● Task details
Within the data beneath, some lines may hold the word "group". Give the number of those lines and nothing else.

● Supplied material
____
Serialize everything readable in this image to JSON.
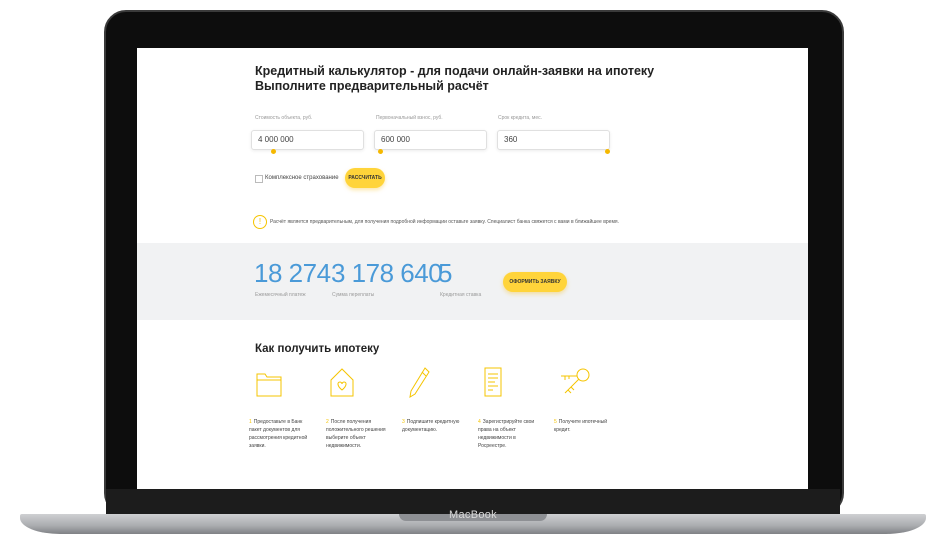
{
  "device": {
    "brand": "MacBook"
  },
  "page": {
    "title": "Кредитный калькулятор - для подачи онлайн-заявки на ипотеку Выполните предварительный расчёт"
  },
  "calculator": {
    "fields": [
      {
        "label": "Стоимость объекта, руб.",
        "value": "4 000 000",
        "slider_fraction": 0.15
      },
      {
        "label": "Первоначальный взнос, руб.",
        "value": "600 000",
        "slider_fraction": 0.0
      },
      {
        "label": "Срок кредита, мес.",
        "value": "360",
        "slider_fraction": 1.0
      }
    ],
    "insurance_checkbox_label": "Комплексное страхование",
    "insurance_checked": false,
    "calculate_button": "Рассчитать",
    "info_icon": "info-circle-icon",
    "info_text": "Расчёт является предварительным, для получения подробной информации оставьте заявку. Специалист банка свяжется с вами в ближайшее время."
  },
  "results": {
    "monthly_payment": {
      "value": "18 274",
      "label": "Ежемесячный платеж"
    },
    "overpayment": {
      "value": "3 178 640",
      "label": "Сумма переплаты"
    },
    "rate": {
      "value": "5",
      "label": "Кредитная ставка"
    },
    "apply_button": "Оформить заявку"
  },
  "how_to": {
    "title": "Как получить ипотеку",
    "steps": [
      {
        "num": "1",
        "icon": "folder-icon",
        "text": "Предоставьте в Банк пакет документов для рассмотрения кредитной заявки."
      },
      {
        "num": "2",
        "icon": "house-heart-icon",
        "text": "После получения положительного решения выберите объект недвижимости."
      },
      {
        "num": "3",
        "icon": "pen-icon",
        "text": "Подпишите кредитную документацию."
      },
      {
        "num": "4",
        "icon": "document-icon",
        "text": "Зарегистрируйте свои права на объект недвижимости в Росреестре."
      },
      {
        "num": "5",
        "icon": "keys-icon",
        "text": "Получите ипотечный кредит."
      }
    ]
  },
  "colors": {
    "accent_yellow": "#ffd43a",
    "result_blue": "#4a9ad8",
    "band_gray": "#f1f2f3"
  }
}
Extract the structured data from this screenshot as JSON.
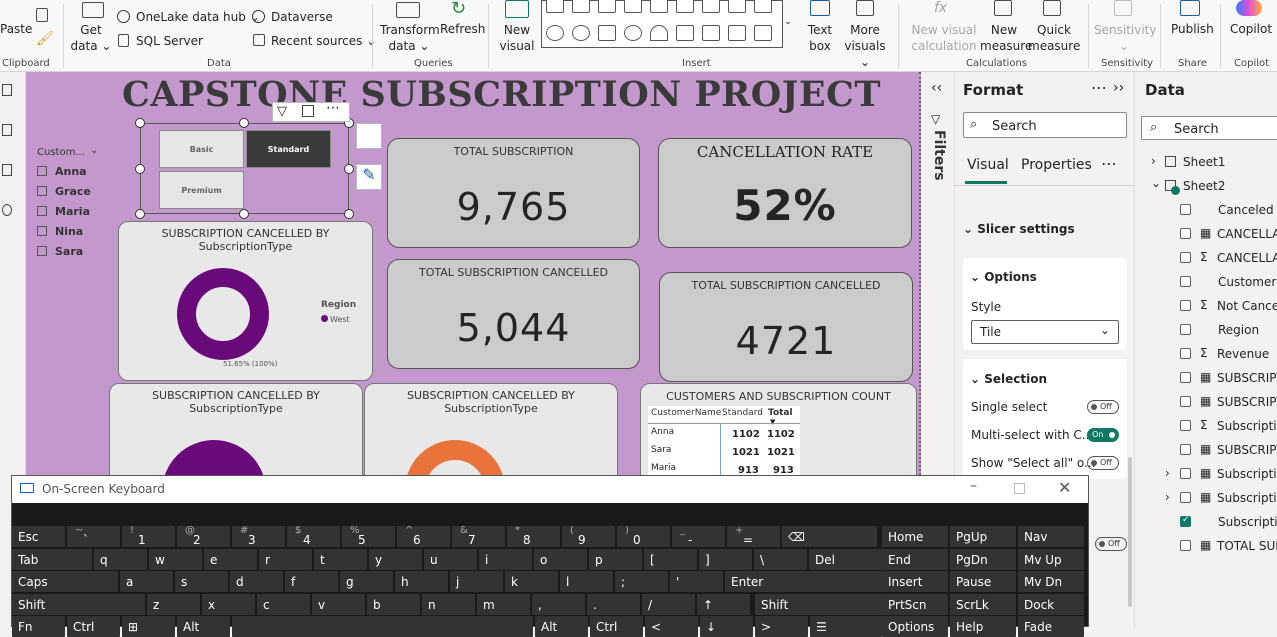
{
  "ribbon": {
    "clipboard": {
      "paste": "Paste",
      "group": "Clipboard"
    },
    "data": {
      "get_data": "Get data",
      "onelake": "OneLake data hub",
      "dataverse": "Dataverse",
      "sql": "SQL Server",
      "recent": "Recent sources",
      "group": "Data"
    },
    "queries": {
      "transform": "Transform data",
      "refresh": "Refresh",
      "group": "Queries"
    },
    "insert": {
      "new_visual": "New visual",
      "text_box": "Text box",
      "more_visuals": "More visuals",
      "group": "Insert"
    },
    "calculations": {
      "new_visual_calc": "New visual calculation",
      "new_measure": "New measure",
      "quick_measure": "Quick measure",
      "group": "Calculations"
    },
    "sensitivity": {
      "label": "Sensitivity",
      "group": "Sensitivity"
    },
    "share": {
      "publish": "Publish",
      "group": "Share"
    },
    "copilot": {
      "label": "Copilot",
      "group": "Copilot"
    }
  },
  "report": {
    "title": "CAPSTONE SUBSCRIPTION PROJECT",
    "customer_slicer": {
      "header": "Custom...",
      "items": [
        "Anna",
        "Grace",
        "Maria",
        "Nina",
        "Sara"
      ]
    },
    "type_slicer": {
      "tiles": [
        "Basic",
        "Standard",
        "Premium"
      ],
      "selected": "Standard"
    },
    "cards": {
      "total_subscription": {
        "title": "TOTAL SUBSCRIPTION",
        "value": "9,765"
      },
      "cancellation_rate": {
        "title": "CANCELLATION RATE",
        "value": "52%"
      },
      "total_cancelled_1": {
        "title": "TOTAL SUBSCRIPTION CANCELLED",
        "value": "5,044"
      },
      "total_cancelled_2": {
        "title": "TOTAL SUBSCRIPTION CANCELLED",
        "value": "4721"
      }
    },
    "donut1": {
      "title": "SUBSCRIPTION CANCELLED BY SubscriptionType",
      "legend_title": "Region",
      "legend_item": "West",
      "data_label": "51.65% (100%)"
    },
    "donut2": {
      "title": "SUBSCRIPTION CANCELLED BY SubscriptionType"
    },
    "donut3": {
      "title": "SUBSCRIPTION CANCELLED BY SubscriptionType"
    },
    "table": {
      "title": "CUSTOMERS AND SUBSCRIPTION COUNT",
      "headers": [
        "CustomerName",
        "Standard",
        "Total"
      ],
      "rows": [
        [
          "Anna",
          "1102",
          "1102"
        ],
        [
          "Sara",
          "1021",
          "1021"
        ],
        [
          "Maria",
          "913",
          "913"
        ]
      ]
    },
    "colors": {
      "canvas": "#c398cc",
      "donut_purple": "#6a0a7a",
      "donut_orange": "#e8743b"
    }
  },
  "filters_label": "Filters",
  "format_pane": {
    "title": "Format",
    "search_placeholder": "Search",
    "tabs": [
      "Visual",
      "Properties"
    ],
    "section_slicer": "Slicer settings",
    "options": {
      "title": "Options",
      "style_label": "Style",
      "style_value": "Tile"
    },
    "selection": {
      "title": "Selection",
      "single": {
        "label": "Single select",
        "state": "Off"
      },
      "multi": {
        "label": "Multi-select with C...",
        "state": "On"
      },
      "select_all": {
        "label": "Show \"Select all\" o...",
        "state": "Off"
      },
      "extra": {
        "state": "Off"
      }
    }
  },
  "data_pane": {
    "title": "Data",
    "search_placeholder": "Search",
    "tables": [
      "Sheet1",
      "Sheet2"
    ],
    "fields": [
      {
        "name": "Canceled",
        "type": "",
        "checked": false
      },
      {
        "name": "CANCELLAT",
        "type": "table",
        "checked": false
      },
      {
        "name": "CANCELLAT",
        "type": "sigma",
        "checked": false
      },
      {
        "name": "CustomerN",
        "type": "",
        "checked": false
      },
      {
        "name": "Not Cancel",
        "type": "sigma",
        "checked": false
      },
      {
        "name": "Region",
        "type": "",
        "checked": false
      },
      {
        "name": "Revenue",
        "type": "sigma",
        "checked": false
      },
      {
        "name": "SUBSCRIPT",
        "type": "calc",
        "checked": false
      },
      {
        "name": "SUBSCRIPT",
        "type": "table",
        "checked": false
      },
      {
        "name": "Subscriptio",
        "type": "sigma",
        "checked": false
      },
      {
        "name": "SUBSCRIPT",
        "type": "table",
        "checked": false
      },
      {
        "name": "Subscriptio",
        "type": "table",
        "checked": false
      },
      {
        "name": "Subscriptio",
        "type": "table",
        "checked": false
      },
      {
        "name": "Subscriptio",
        "type": "",
        "checked": true
      },
      {
        "name": "TOTAL SUB",
        "type": "table",
        "checked": false
      }
    ]
  },
  "keyboard": {
    "title": "On-Screen Keyboard",
    "row1": [
      [
        "Esc",
        ""
      ],
      [
        "`",
        "~"
      ],
      [
        "1",
        "!"
      ],
      [
        "2",
        "@"
      ],
      [
        "3",
        "#"
      ],
      [
        "4",
        "$"
      ],
      [
        "5",
        "%"
      ],
      [
        "6",
        "^"
      ],
      [
        "7",
        "&"
      ],
      [
        "8",
        "*"
      ],
      [
        "9",
        "("
      ],
      [
        "0",
        ")"
      ],
      [
        "-",
        "_"
      ],
      [
        "=",
        "+"
      ],
      [
        "⌫",
        ""
      ]
    ],
    "row2": [
      "Tab",
      "q",
      "w",
      "e",
      "r",
      "t",
      "y",
      "u",
      "i",
      "o",
      "p",
      "[",
      "]",
      "\\",
      "Del"
    ],
    "row3": [
      "Caps",
      "a",
      "s",
      "d",
      "f",
      "g",
      "h",
      "j",
      "k",
      "l",
      ";",
      "'",
      "Enter"
    ],
    "row4": [
      "Shift",
      "z",
      "x",
      "c",
      "v",
      "b",
      "n",
      "m",
      ",",
      ".",
      "/",
      "↑",
      "Shift"
    ],
    "row5": [
      "Fn",
      "Ctrl",
      "⊞",
      "Alt",
      "",
      "Alt",
      "Ctrl",
      "<",
      "↓",
      ">",
      "☰"
    ],
    "nav": [
      [
        "Home",
        "PgUp",
        "Nav"
      ],
      [
        "End",
        "PgDn",
        "Mv Up"
      ],
      [
        "Insert",
        "Pause",
        "Mv Dn"
      ],
      [
        "PrtScn",
        "ScrLk",
        "Dock"
      ],
      [
        "Options",
        "Help",
        "Fade"
      ]
    ]
  }
}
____
● Finished task
8